The country's largest e-mail account providers called yesterday for a worldwide industry assault on "zombies," personal computers that have been unwittingly commandeered by spammers and used to send out unwanted e-mail and malicious programs.
The Anti-Spam Technical Alliance, which includes America Online Inc., Yahoo Inc., Microsoft Corp. and EarthLink Inc., urged all Internet providers to police their networks more aggressively and cut off machines suspected of being launching pads for spam.
By some estimates, hundreds of thousands of computers around the world have been infected with software that lets them be used without their owners' knowledge. Such machines now account for as much as 40 percent of all spam.
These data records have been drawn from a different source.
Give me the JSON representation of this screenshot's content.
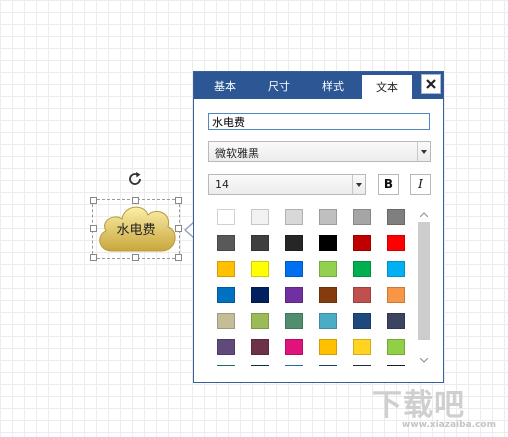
{
  "panel": {
    "tabs": [
      {
        "label": "基本",
        "active": false
      },
      {
        "label": "尺寸",
        "active": false
      },
      {
        "label": "样式",
        "active": false
      },
      {
        "label": "文本",
        "active": true
      }
    ],
    "text_value": "水电费",
    "font_family": "微软雅黑",
    "font_size": "14",
    "bold_label": "B",
    "italic_label": "I",
    "palette": [
      [
        "#ffffff",
        "#f2f2f2",
        "#d8d8d8",
        "#bfbfbf",
        "#a5a5a5",
        "#7f7f7f"
      ],
      [
        "#595959",
        "#3f3f3f",
        "#262626",
        "#000000",
        "#c00000",
        "#ff0000"
      ],
      [
        "#ffc000",
        "#ffff00",
        "#0070f0",
        "#92d050",
        "#00b050",
        "#00b0f0"
      ],
      [
        "#0070c0",
        "#002060",
        "#7030a0",
        "#843c0c",
        "#c0504d",
        "#f79646"
      ],
      [
        "#c4bd97",
        "#9bbb59",
        "#4f8f6f",
        "#4bacc6",
        "#1f497d",
        "#3b4560"
      ],
      [
        "#604a7b",
        "#6d3148",
        "#e0127c",
        "#ffc000",
        "#ffd320",
        "#8fd048"
      ],
      [
        "#1f8a70",
        "#0b3c5d",
        "#2e86c1",
        "#1a5276",
        "#283747",
        "#1c2833"
      ]
    ]
  },
  "canvas": {
    "shape_label": "水电费"
  },
  "watermark": {
    "main": "下载吧",
    "sub": "www.xiazaiba.com"
  }
}
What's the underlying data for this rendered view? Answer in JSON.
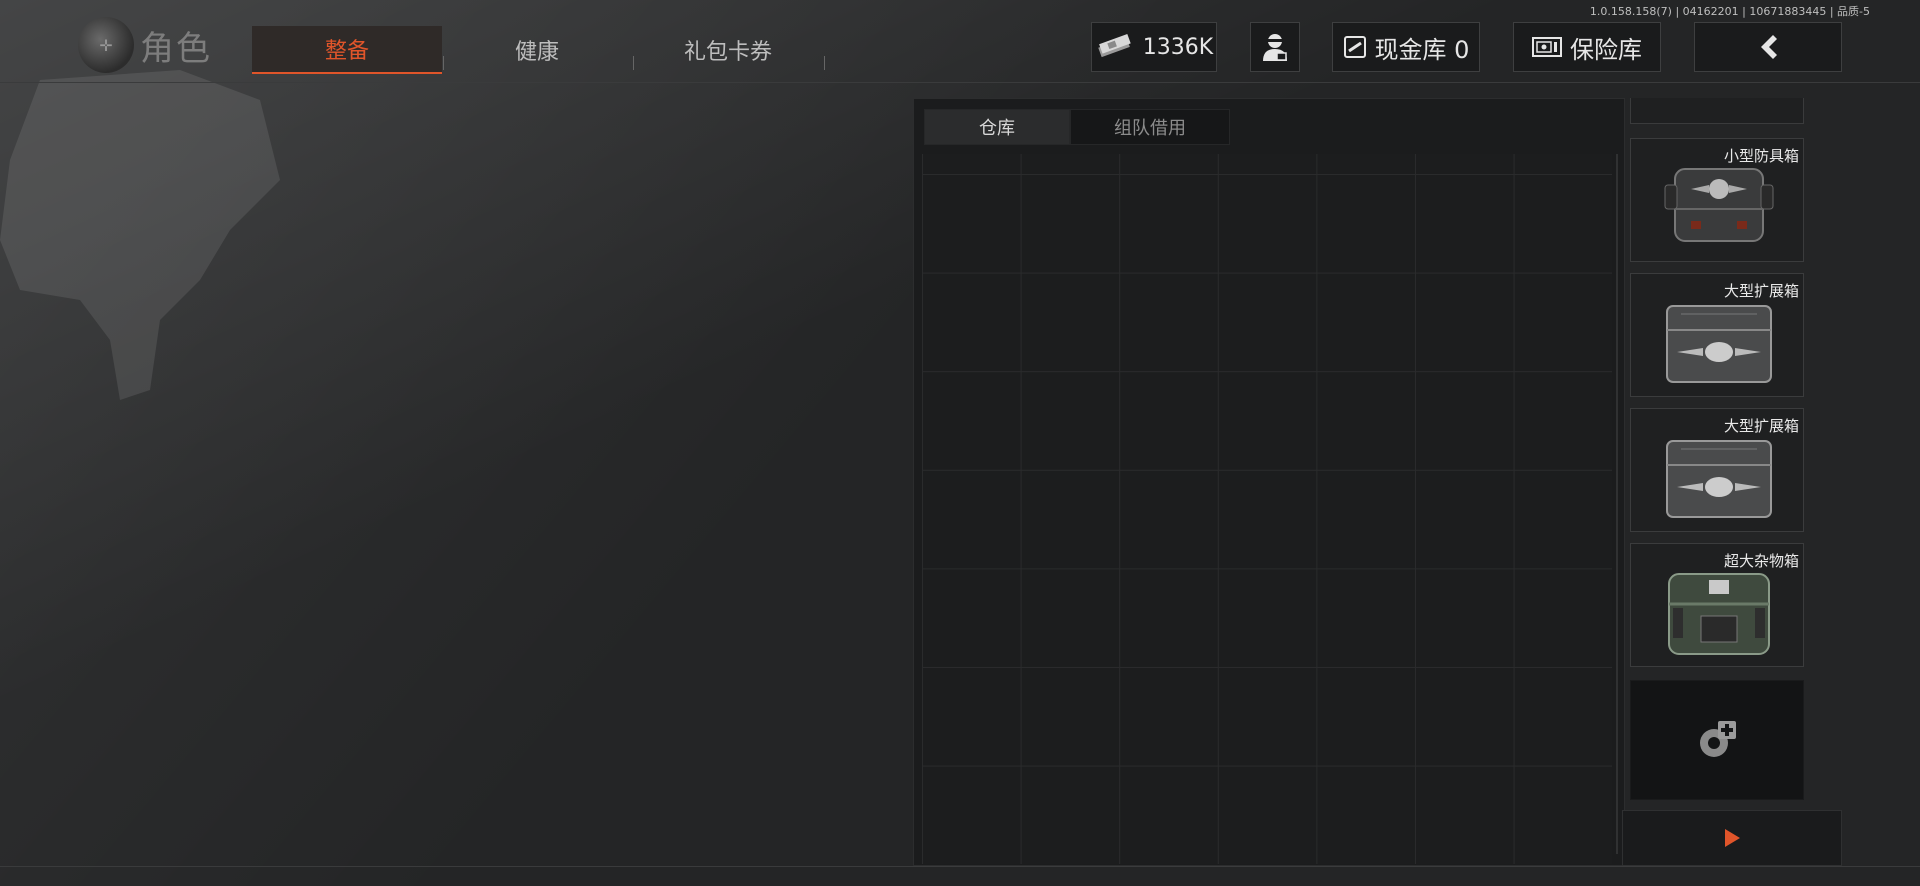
{
  "version_text": "1.0.158.158(7) | 04162201 | 10671883445 | 品质-5",
  "brand": {
    "title": "角色"
  },
  "tabs": [
    {
      "label": "整备",
      "active": true
    },
    {
      "label": "健康",
      "active": false
    },
    {
      "label": "礼包卡券",
      "active": false
    }
  ],
  "currency": {
    "amount": "1336K",
    "icon": "cash-icon"
  },
  "cash_vault": {
    "label": "现金库 0",
    "icon": "card-icon"
  },
  "safe": {
    "label": "保险库",
    "icon": "safe-icon"
  },
  "back_icon": "chevron-left-icon",
  "storage": {
    "tabs": [
      {
        "label": "仓库",
        "active": true
      },
      {
        "label": "组队借用",
        "active": false
      }
    ]
  },
  "containers": [
    {
      "name": "小型防具箱",
      "icon": "armor-case-icon"
    },
    {
      "name": "大型扩展箱",
      "icon": "expansion-case-icon"
    },
    {
      "name": "大型扩展箱",
      "icon": "expansion-case-icon"
    },
    {
      "name": "超大杂物箱",
      "icon": "sundries-case-icon"
    }
  ],
  "add_container_icon": "gear-plus-icon",
  "next_icon": "play-arrow-icon",
  "colors": {
    "accent": "#e0552a",
    "background": "#242526",
    "panel": "#1b1c1d"
  }
}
Large Internet providers typically monitor traffic on their networks and pinpoint machines that are sending out inordinate amounts of e-mail. When such machines are found, some Internet providers block their Internet access until their owners come forward, at which point they are given help to remove the software code used by the spammers before being reconnected.
The zombie problem, said representatives of the group, is going largely unchecked because other Internet providers are not taking such action.
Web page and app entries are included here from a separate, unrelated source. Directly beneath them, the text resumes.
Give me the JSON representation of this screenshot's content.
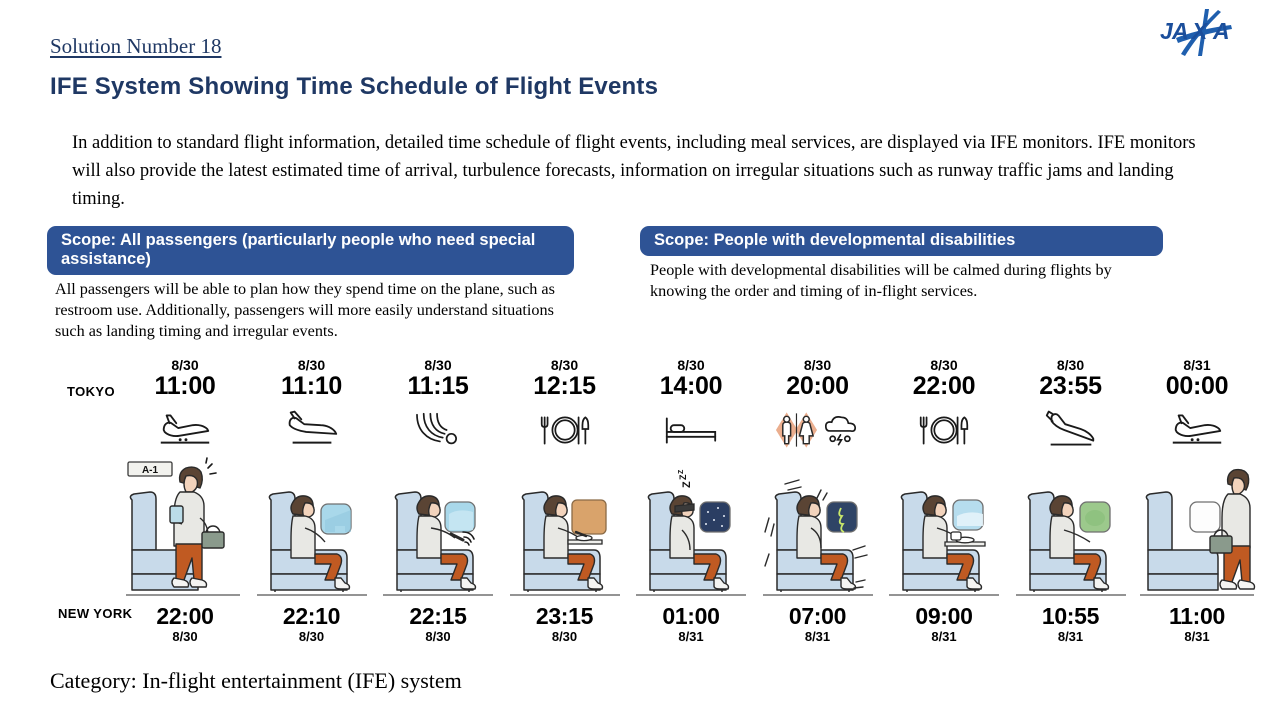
{
  "header": {
    "solution_number": "Solution Number 18",
    "title": "IFE System Showing Time Schedule of Flight Events",
    "logo_text": "JAXA",
    "title_color": "#1F3864"
  },
  "intro": {
    "text": "In addition to standard flight information, detailed time schedule of flight events, including meal services, are displayed via IFE monitors. IFE monitors will also provide the latest estimated time of arrival, turbulence forecasts, information on irregular situations such as runway traffic jams and landing timing."
  },
  "scopes": [
    {
      "banner": "Scope: All passengers (particularly people who need special assistance)",
      "body": "All passengers will be able to plan how they spend time on the plane, such as restroom use. Additionally, passengers will more easily understand situations such as landing timing and irregular events.",
      "banner_color": "#2E5395"
    },
    {
      "banner": "Scope: People with developmental disabilities",
      "body": "People with developmental disabilities will be calmed during flights by knowing the order and timing of in-flight services.",
      "banner_color": "#2E5395"
    }
  ],
  "timeline": {
    "origin_label": "TOKYO",
    "destination_label": "NEW YORK",
    "seat_sign": "A-1",
    "sleep_text": "Z Z Z",
    "columns": [
      {
        "tokyo_date": "8/30",
        "tokyo_time": "11:00",
        "newyork_time": "22:00",
        "newyork_date": "8/30",
        "icon": "plane-boarding-icon",
        "scene": "passenger-boarding-scene"
      },
      {
        "tokyo_date": "8/30",
        "tokyo_time": "11:10",
        "newyork_time": "22:10",
        "newyork_date": "8/30",
        "icon": "plane-takeoff-icon",
        "scene": "passenger-seated-window-scene"
      },
      {
        "tokyo_date": "8/30",
        "tokyo_time": "11:15",
        "newyork_time": "22:15",
        "newyork_date": "8/30",
        "icon": "wifi-icon",
        "scene": "passenger-wifi-scene"
      },
      {
        "tokyo_date": "8/30",
        "tokyo_time": "12:15",
        "newyork_time": "23:15",
        "newyork_date": "8/30",
        "icon": "meal-icon",
        "scene": "passenger-meal-scene"
      },
      {
        "tokyo_date": "8/30",
        "tokyo_time": "14:00",
        "newyork_time": "01:00",
        "newyork_date": "8/31",
        "icon": "bed-icon",
        "scene": "passenger-sleeping-scene"
      },
      {
        "tokyo_date": "8/30",
        "tokyo_time": "20:00",
        "newyork_time": "07:00",
        "newyork_date": "8/31",
        "icon": "restroom-weather-icon",
        "scene": "passenger-turbulence-scene"
      },
      {
        "tokyo_date": "8/30",
        "tokyo_time": "22:00",
        "newyork_time": "09:00",
        "newyork_date": "8/31",
        "icon": "meal-icon",
        "scene": "passenger-meal2-scene"
      },
      {
        "tokyo_date": "8/30",
        "tokyo_time": "23:55",
        "newyork_time": "10:55",
        "newyork_date": "8/31",
        "icon": "plane-landing-icon",
        "scene": "passenger-landing-scene"
      },
      {
        "tokyo_date": "8/31",
        "tokyo_time": "00:00",
        "newyork_time": "11:00",
        "newyork_date": "8/31",
        "icon": "plane-arrived-icon",
        "scene": "passenger-deboarding-scene"
      }
    ]
  },
  "footer": {
    "category": "Category: In-flight entertainment (IFE) system"
  }
}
"We're throwing the gauntlet down," said Ken Hickman, senior mail director at Yahoo. "We're saying, 'Hey, secure your networks.' "
The proposal suggests that Internet providers that are quarantining zombies might reject all mail from networks that are not doing so.
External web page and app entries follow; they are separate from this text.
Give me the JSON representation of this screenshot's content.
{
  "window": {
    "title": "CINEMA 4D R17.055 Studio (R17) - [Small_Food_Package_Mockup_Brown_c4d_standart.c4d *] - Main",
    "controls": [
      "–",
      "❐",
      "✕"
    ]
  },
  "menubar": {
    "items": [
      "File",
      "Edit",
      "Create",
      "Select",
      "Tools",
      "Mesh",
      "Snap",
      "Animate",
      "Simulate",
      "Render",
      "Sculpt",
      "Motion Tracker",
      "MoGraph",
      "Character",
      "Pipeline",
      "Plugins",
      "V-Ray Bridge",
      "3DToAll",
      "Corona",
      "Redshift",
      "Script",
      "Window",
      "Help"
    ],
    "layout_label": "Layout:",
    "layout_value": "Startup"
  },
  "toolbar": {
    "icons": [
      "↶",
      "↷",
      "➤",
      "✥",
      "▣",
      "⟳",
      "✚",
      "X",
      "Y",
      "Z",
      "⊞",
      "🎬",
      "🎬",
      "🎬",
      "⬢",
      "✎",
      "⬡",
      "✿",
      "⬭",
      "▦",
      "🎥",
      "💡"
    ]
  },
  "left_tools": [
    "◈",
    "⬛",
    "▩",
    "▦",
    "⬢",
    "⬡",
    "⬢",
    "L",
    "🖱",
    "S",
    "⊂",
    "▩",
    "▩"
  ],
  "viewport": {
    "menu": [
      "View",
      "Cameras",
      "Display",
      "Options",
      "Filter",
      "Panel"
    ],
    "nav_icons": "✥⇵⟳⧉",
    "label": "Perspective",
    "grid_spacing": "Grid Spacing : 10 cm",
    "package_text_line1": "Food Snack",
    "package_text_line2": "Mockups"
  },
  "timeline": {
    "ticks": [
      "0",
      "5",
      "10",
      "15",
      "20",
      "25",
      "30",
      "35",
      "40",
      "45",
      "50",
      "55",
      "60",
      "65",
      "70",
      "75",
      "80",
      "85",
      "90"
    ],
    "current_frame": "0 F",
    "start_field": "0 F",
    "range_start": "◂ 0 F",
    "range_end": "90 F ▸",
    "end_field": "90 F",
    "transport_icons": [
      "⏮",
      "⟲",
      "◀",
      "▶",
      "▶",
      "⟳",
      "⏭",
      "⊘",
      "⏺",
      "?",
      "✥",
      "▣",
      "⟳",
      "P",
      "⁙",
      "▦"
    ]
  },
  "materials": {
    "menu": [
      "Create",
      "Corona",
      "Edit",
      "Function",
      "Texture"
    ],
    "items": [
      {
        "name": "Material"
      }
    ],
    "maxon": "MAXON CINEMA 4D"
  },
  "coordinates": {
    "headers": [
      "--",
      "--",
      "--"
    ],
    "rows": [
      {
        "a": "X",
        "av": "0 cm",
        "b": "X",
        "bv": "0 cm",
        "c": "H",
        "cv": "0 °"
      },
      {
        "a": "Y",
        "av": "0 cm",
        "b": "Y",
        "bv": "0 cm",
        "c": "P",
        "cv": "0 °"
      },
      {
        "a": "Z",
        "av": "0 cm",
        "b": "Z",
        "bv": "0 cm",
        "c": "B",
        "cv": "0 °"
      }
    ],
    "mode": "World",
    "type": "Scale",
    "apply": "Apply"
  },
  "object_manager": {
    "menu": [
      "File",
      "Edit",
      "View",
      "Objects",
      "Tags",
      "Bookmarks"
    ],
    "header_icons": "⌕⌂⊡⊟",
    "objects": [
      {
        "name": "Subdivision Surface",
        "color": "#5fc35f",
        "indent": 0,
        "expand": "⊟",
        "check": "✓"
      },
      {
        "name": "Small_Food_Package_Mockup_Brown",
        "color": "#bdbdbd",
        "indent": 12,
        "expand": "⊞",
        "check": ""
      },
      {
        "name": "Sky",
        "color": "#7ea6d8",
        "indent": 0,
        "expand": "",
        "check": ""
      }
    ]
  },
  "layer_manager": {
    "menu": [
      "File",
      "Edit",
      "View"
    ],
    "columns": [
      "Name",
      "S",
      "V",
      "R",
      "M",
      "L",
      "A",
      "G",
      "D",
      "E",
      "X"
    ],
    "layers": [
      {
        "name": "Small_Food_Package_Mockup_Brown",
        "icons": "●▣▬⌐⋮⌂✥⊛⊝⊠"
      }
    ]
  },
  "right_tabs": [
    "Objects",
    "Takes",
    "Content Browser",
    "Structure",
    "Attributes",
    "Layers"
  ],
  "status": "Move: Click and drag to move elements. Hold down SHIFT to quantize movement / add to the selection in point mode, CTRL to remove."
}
"If the ISP does not reasonably control abusive traffic, it is at risk of being blocked by other ISPs," said the group's report.
"These machines are a security risk," added Brian Sullivan, senior technical director of mail operations at AOL.
Mike Jackman, executive director of the California ISP Association, responded that smaller Internet providers generally do watch their networks closely and act when they see zombies.